**TASK INSTRUCTIONS**
The answer must be an exact copy of every entry.

**Data excerpts**
_ _ _ _ _ _ _
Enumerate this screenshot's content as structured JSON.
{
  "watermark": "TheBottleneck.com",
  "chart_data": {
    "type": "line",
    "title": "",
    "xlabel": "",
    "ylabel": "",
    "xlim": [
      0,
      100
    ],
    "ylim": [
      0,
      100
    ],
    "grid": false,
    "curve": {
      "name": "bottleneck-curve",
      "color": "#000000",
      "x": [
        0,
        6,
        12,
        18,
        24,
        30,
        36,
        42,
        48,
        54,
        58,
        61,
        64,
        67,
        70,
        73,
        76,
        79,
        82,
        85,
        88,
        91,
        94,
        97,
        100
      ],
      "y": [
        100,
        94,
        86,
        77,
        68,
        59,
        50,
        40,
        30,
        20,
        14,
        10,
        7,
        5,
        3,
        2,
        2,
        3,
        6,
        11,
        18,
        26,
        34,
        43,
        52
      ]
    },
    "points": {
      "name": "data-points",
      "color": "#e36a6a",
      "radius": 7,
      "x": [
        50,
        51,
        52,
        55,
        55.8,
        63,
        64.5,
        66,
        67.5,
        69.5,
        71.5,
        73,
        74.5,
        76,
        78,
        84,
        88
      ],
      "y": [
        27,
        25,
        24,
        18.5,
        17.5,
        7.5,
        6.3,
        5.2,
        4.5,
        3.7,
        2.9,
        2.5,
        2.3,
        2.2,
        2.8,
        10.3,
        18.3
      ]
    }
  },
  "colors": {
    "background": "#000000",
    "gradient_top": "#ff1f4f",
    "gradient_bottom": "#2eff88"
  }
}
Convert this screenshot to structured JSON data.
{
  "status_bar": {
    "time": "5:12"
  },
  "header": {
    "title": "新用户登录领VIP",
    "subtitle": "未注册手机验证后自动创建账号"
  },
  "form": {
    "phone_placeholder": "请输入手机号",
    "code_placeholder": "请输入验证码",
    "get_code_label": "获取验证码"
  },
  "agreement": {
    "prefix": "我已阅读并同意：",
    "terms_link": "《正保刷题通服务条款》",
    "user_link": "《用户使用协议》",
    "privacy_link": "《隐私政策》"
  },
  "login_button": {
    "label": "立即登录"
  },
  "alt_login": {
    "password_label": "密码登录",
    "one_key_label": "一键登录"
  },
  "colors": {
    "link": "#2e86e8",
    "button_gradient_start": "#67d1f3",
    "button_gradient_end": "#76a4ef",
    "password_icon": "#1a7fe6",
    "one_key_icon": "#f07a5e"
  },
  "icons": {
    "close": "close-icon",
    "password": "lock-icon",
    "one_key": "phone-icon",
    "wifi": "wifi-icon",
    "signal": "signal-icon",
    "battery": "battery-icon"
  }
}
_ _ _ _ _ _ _
**WRITTEN SOLUTION**
Enumerate this screenshot's content as structured JSON.
{
  "watermark": "TheBottleneck.com",
  "chart_data": {
    "type": "line",
    "title": "",
    "xlabel": "",
    "ylabel": "",
    "xlim": [
      0,
      100
    ],
    "ylim": [
      0,
      100
    ],
    "grid": false,
    "curve": {
      "name": "bottleneck-curve",
      "color": "#000000",
      "x": [
        0,
        6,
        12,
        18,
        24,
        30,
        36,
        42,
        48,
        54,
        58,
        61,
        64,
        67,
        70,
        73,
        76,
        79,
        82,
        85,
        88,
        91,
        94,
        97,
        100
      ],
      "y": [
        100,
        94,
        86,
        77,
        68,
        59,
        50,
        40,
        30,
        20,
        14,
        10,
        7,
        5,
        3,
        2,
        2,
        3,
        6,
        11,
        18,
        26,
        34,
        43,
        52
      ]
    },
    "points": {
      "name": "data-points",
      "color": "#e36a6a",
      "radius": 7,
      "x": [
        50,
        51,
        52,
        55,
        55.8,
        63,
        64.5,
        66,
        67.5,
        69.5,
        71.5,
        73,
        74.5,
        76,
        78,
        84,
        88
      ],
      "y": [
        27,
        25,
        24,
        18.5,
        17.5,
        7.5,
        6.3,
        5.2,
        4.5,
        3.7,
        2.9,
        2.5,
        2.3,
        2.2,
        2.8,
        10.3,
        18.3
      ]
    }
  },
  "colors": {
    "background": "#000000",
    "gradient_top": "#ff1f4f",
    "gradient_bottom": "#2eff88"
  }
}
Convert this screenshot to structured JSON data.
{
  "status_bar": {
    "time": "5:12"
  },
  "header": {
    "title": "新用户登录领VIP",
    "subtitle": "未注册手机验证后自动创建账号"
  },
  "form": {
    "phone_placeholder": "请输入手机号",
    "code_placeholder": "请输入验证码",
    "get_code_label": "获取验证码"
  },
  "agreement": {
    "prefix": "我已阅读并同意：",
    "terms_link": "《正保刷题通服务条款》",
    "user_link": "《用户使用协议》",
    "privacy_link": "《隐私政策》"
  },
  "login_button": {
    "label": "立即登录"
  },
  "alt_login": {
    "password_label": "密码登录",
    "one_key_label": "一键登录"
  },
  "colors": {
    "link": "#2e86e8",
    "button_gradient_start": "#67d1f3",
    "button_gradient_end": "#76a4ef",
    "password_icon": "#1a7fe6",
    "one_key_icon": "#f07a5e"
  },
  "icons": {
    "close": "close-icon",
    "password": "lock-icon",
    "one_key": "phone-icon",
    "wifi": "wifi-icon",
    "signal": "signal-icon",
    "battery": "battery-icon"
  }
}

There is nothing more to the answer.